0

I am still learning sql server somewhat and recently came across a select query in a stored procedure which was causing a very slow fill of a dataset in c#. At first I thought this was to do with .NET but then found a suggestion to put in the stored procedure:

set implicit_transactions off

this seems to cure it but I would like to know why also I have seen other options such as:

  • set nocount off
  • set arithabort on
  • set concat_null_yields_null on
  • set ansi_nulls on
  • set cursor_close_on_commit off
  • set ansi_null_dflt_on on
  • set ansi_padding on
  • set ansi_warnings on
  • set quoted_identifier on

Does anyone know where to find good info on what each of these does and what is safe to use when I have stored procedures setup just to query of data for viewing.

I should note just to stop the usual use/don't use stored procedures debate these queries are complex select statements used on multiple programs in multiple languages it is the best place for them.

Edit: Got my answer didn't end up fully reviewing all the options but did find

SET TRANSACTION ISOLATION LEVEL READ UNCOMMITTED

Sped up the complex queries dramatically, I am not worried about the dirty read in this instance.

  • Was "Set implicit_transactions" the only statement you added? – Mitch Wheat Nov 22 '08 at 5:29
3

This is the page out of SQL Server Books Online (BOL) that you want. It explains all the SET statements that can be used in a session. http://msdn.microsoft.com/en-us/library/ms190356.aspx

3

Ouch, someone, somewhere is playing with fire big-time.

I have never had a production scenario where I had to enable implicit transactions. I always open transactions when I need them and commit them when I am done. The problem with implicit transactions is its really easy to "leak" an open transaction which can lead to horrible issues. What this setting means is "please open a transaction for me the first time I run a statement if there is no transaction open, don't worry about committing it".

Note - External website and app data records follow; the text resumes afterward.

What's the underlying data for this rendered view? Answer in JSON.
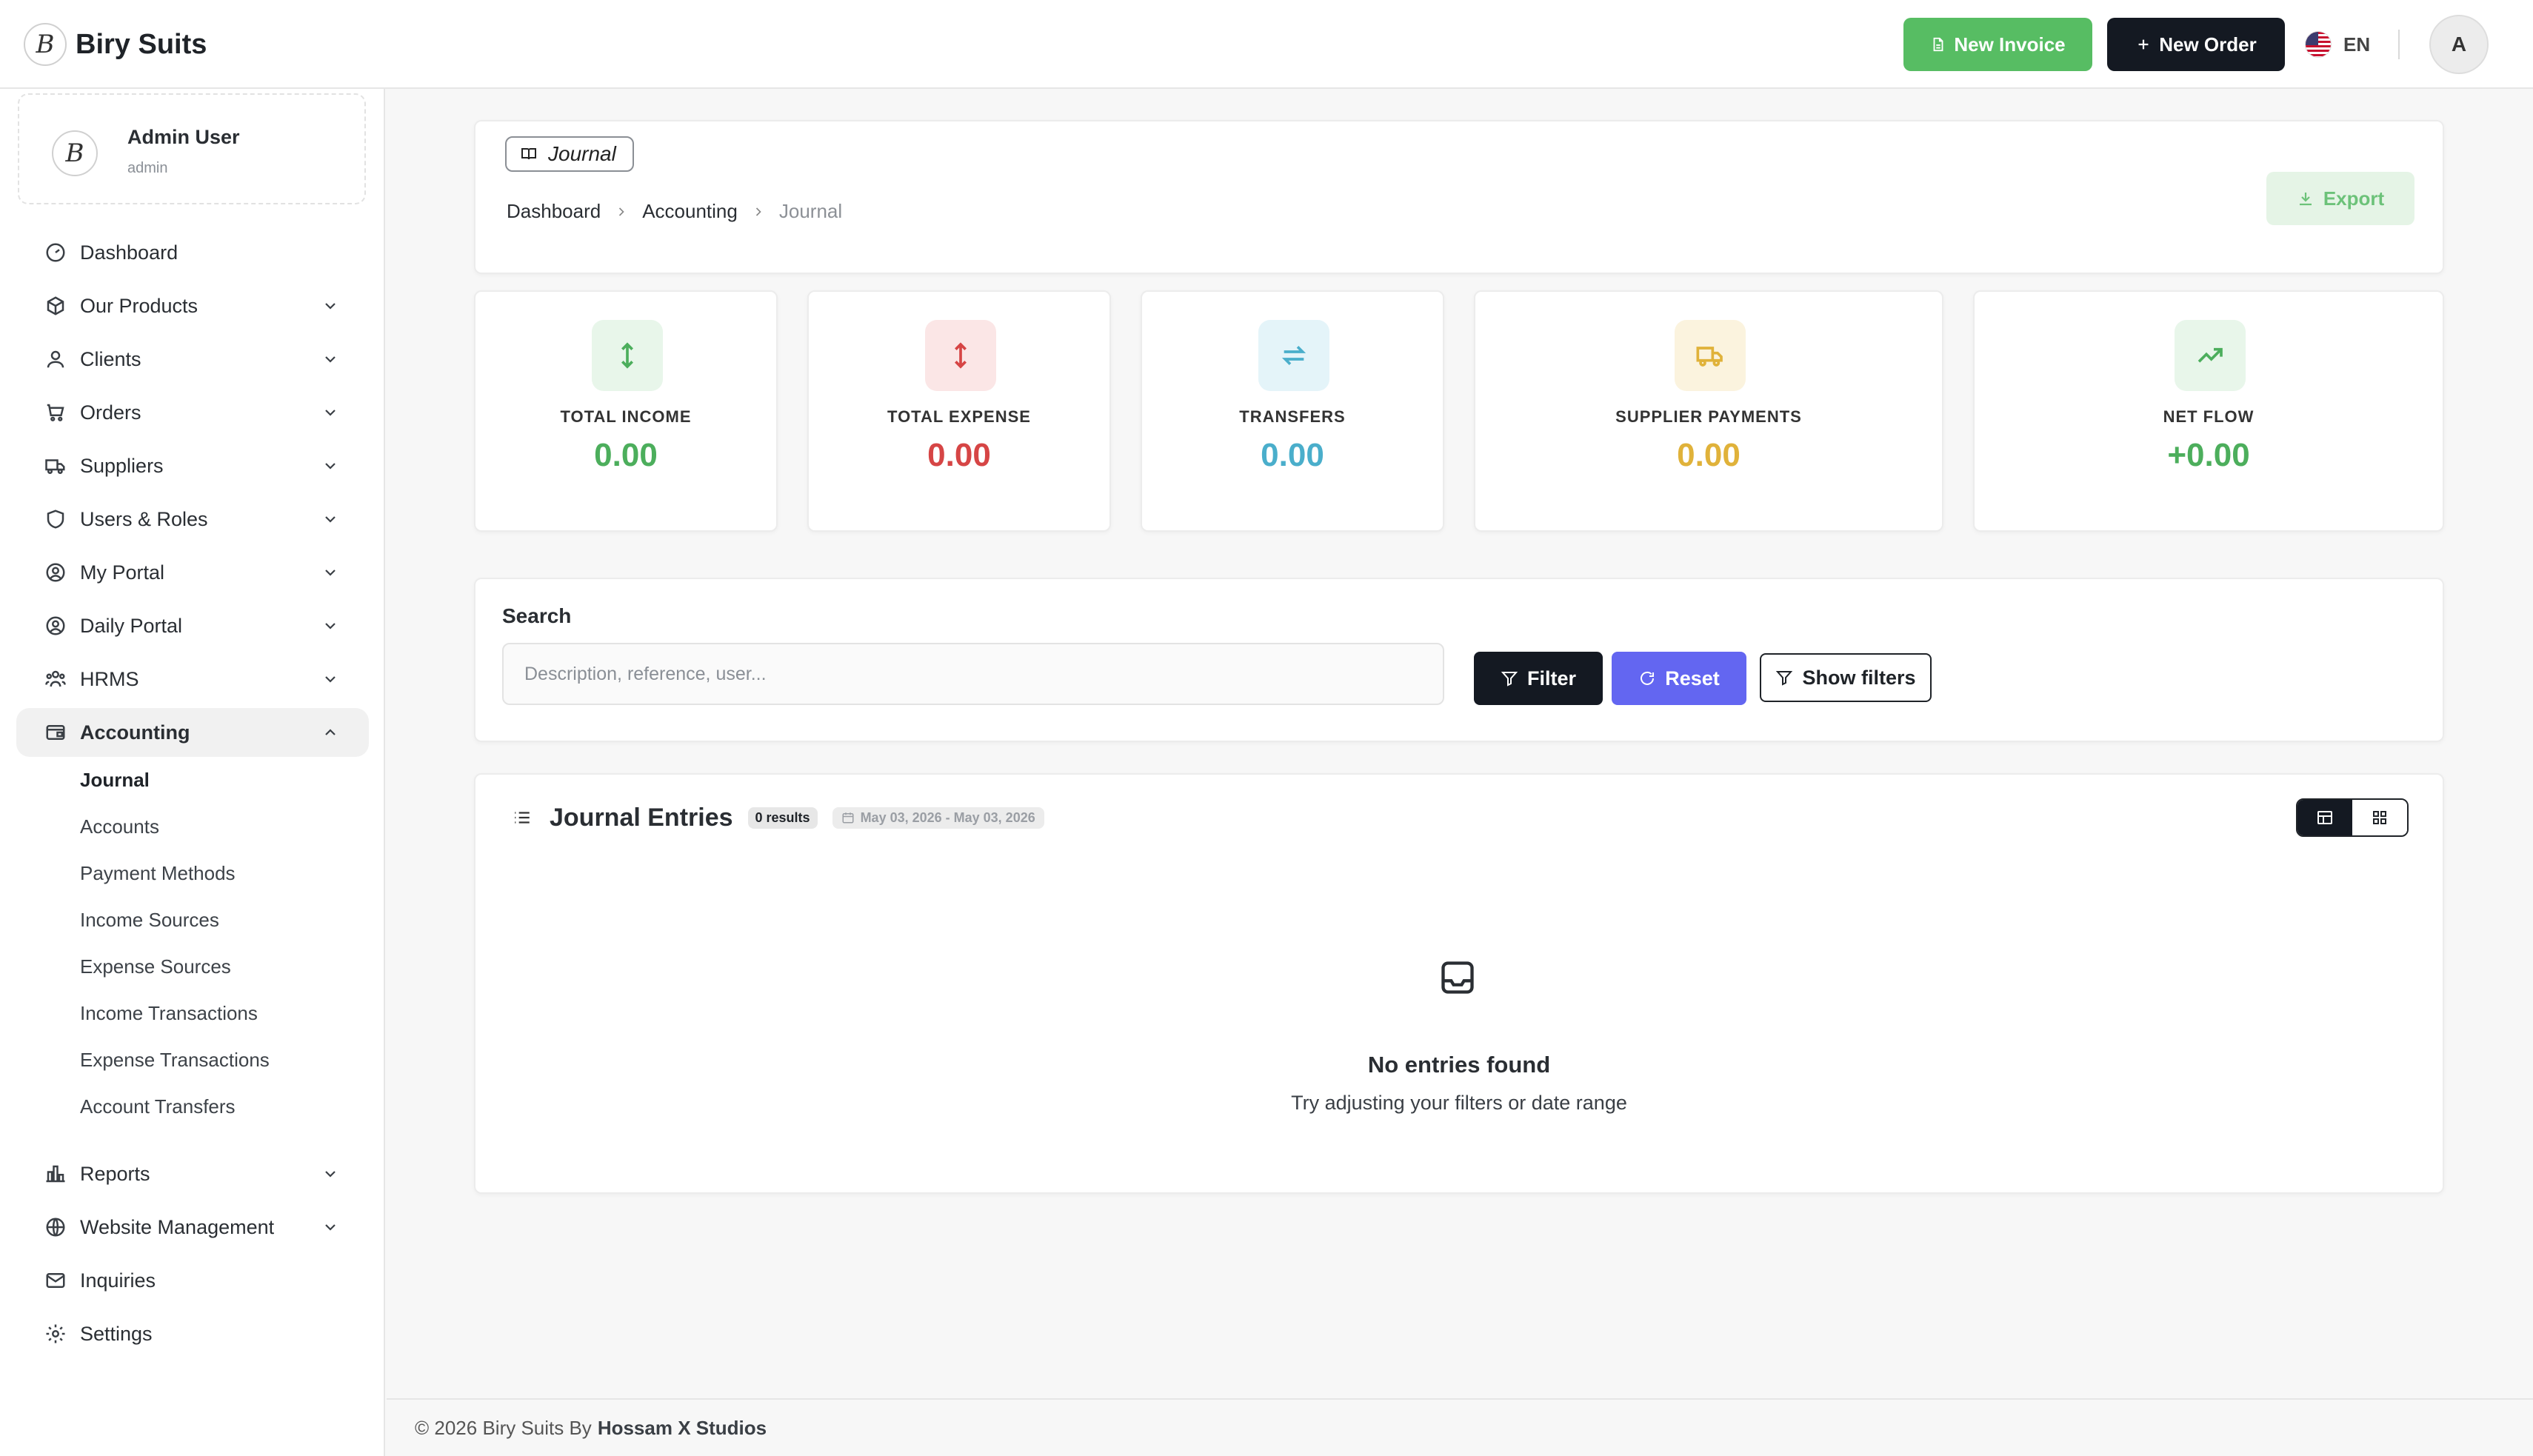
{
  "app": {
    "brand": "Biry Suits",
    "logo_letter": "B"
  },
  "topbar": {
    "new_invoice": "New Invoice",
    "new_order": "New Order",
    "language": "EN",
    "avatar_initial": "A",
    "new_invoice_color": "#57bd63",
    "new_order_color": "#141922"
  },
  "user": {
    "name": "Admin User",
    "role": "admin"
  },
  "sidebar": {
    "items": [
      {
        "label": "Dashboard",
        "icon": "dashboard-icon"
      },
      {
        "label": "Our Products",
        "icon": "box-icon"
      },
      {
        "label": "Clients",
        "icon": "user-icon"
      },
      {
        "label": "Orders",
        "icon": "cart-icon"
      },
      {
        "label": "Suppliers",
        "icon": "truck-icon"
      },
      {
        "label": "Users & Roles",
        "icon": "shield-icon"
      },
      {
        "label": "My Portal",
        "icon": "user-circle-icon"
      },
      {
        "label": "Daily Portal",
        "icon": "user-circle-icon"
      },
      {
        "label": "HRMS",
        "icon": "users-icon"
      },
      {
        "label": "Accounting",
        "icon": "wallet-icon"
      },
      {
        "label": "Reports",
        "icon": "bar-chart-icon"
      },
      {
        "label": "Website Management",
        "icon": "globe-icon"
      },
      {
        "label": "Inquiries",
        "icon": "mail-icon"
      },
      {
        "label": "Settings",
        "icon": "gear-icon"
      }
    ],
    "accounting_sub": [
      "Journal",
      "Accounts",
      "Payment Methods",
      "Income Sources",
      "Expense Sources",
      "Income Transactions",
      "Expense Transactions",
      "Account Transfers"
    ],
    "active_item": "Accounting",
    "active_sub": "Journal"
  },
  "header": {
    "page_chip": "Journal",
    "breadcrumb": [
      "Dashboard",
      "Accounting",
      "Journal"
    ],
    "export_label": "Export"
  },
  "stats": [
    {
      "label": "TOTAL INCOME",
      "value": "0.00",
      "color": "#4cae5c",
      "bg": "#e8f6ea",
      "icon": "arrow-up-down-icon"
    },
    {
      "label": "TOTAL EXPENSE",
      "value": "0.00",
      "color": "#d64545",
      "bg": "#fbe6e6",
      "icon": "arrow-up-down-icon"
    },
    {
      "label": "TRANSFERS",
      "value": "0.00",
      "color": "#4aaecb",
      "bg": "#e4f4f9",
      "icon": "transfer-icon"
    },
    {
      "label": "SUPPLIER PAYMENTS",
      "value": "0.00",
      "color": "#e0b23a",
      "bg": "#fbf3de",
      "icon": "truck-icon"
    },
    {
      "label": "NET FLOW",
      "value": "+0.00",
      "color": "#4cae5c",
      "bg": "#e8f6ea",
      "icon": "trending-up-icon"
    }
  ],
  "search": {
    "title": "Search",
    "placeholder": "Description, reference, user...",
    "filter_label": "Filter",
    "reset_label": "Reset",
    "show_filters_label": "Show filters"
  },
  "entries": {
    "title": "Journal Entries",
    "count_badge": "0 results",
    "date_range": "May 03, 2026 - May 03, 2026",
    "empty_title": "No entries found",
    "empty_subtitle": "Try adjusting your filters or date range"
  },
  "footer": {
    "text": "© 2026 Biry Suits By",
    "company": "Hossam X Studios"
  }
}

For example have a look at the following examples:

set implicit_transactions on 
go
select top 10 * from sysobjects

And

set implicit_transactions off 
go
begin tran
select top 10 * from sysobjects

They both do the exact same thing, however in the second statement its pretty clear someone forgot to commit the transaction. This can get very complicated to track down if you have this set in an obscure place.

The best place to get documentation for all the set statements is the old trusty sql server books online. It together with a bit of experimentation in query analyzer are usually all that is required to get a grasp of most settings.

I would strongly recommend you find out who is setting up implicit transactions, find out why they are doing it, and remove the setting if its not really required. Also, you must confirm that whoever uses this setting commits their implicitly open transactions.

What was probably going on is that you had an open transaction that was blocking a bit of your your stored proc, and somewhere you have a timeout that is occurring, raising an error and being handled in code, when that timeout happens your stored proc continues running. My guess is that the delay is usually 30 seconds exactly.

0

I think you need to look deeper into your stored procedure. I don't think that SET IMPLICIT_TRANSACTIONS is really going to be what's sped up your procedure, I think it's probably a coincidence.

  • which is why I asked the question poser if they had added any other SET statements: It sounds to me like a wrongly cached query plan or stats out of date, and the SET statement is causing an implicit RECOMPILE (but 'set implicit_transactions off' does not) – Mitch Wheat Nov 22 '08 at 15:15
  • Ha! Good point. – Dave Markle Nov 23 '08 at 16:58
  • What locking level is the default on selects in implicit transactions? Read Committed? One possibility is that their procedure was colliding with other procedures, so if selects have an isolation level then this could have helped. – JoshBerke Nov 24 '08 at 13:22
0

One thing that may be worth a look at is what is passed from the client to the server by using the profiler.

We had an odd situation where the default SET arguments for the ADO connection were causing an SP to take ages to run from the client which we resolved by looking at exactly what the server was receiving from the client, complete with default SET arguments compared to what was sent when executing from SSMS. We then made the client pass the same SET statements as those sent by SSMS.

This may be way off track but it is a useful method to use when the SP executes in a timely fashion on the server but not from the client.

Your Answer

By clicking “Post Your Answer”, you agree to our terms of service, privacy policy and cookie policy

Not the answer you're looking for? Browse other questions tagged or ask your own question.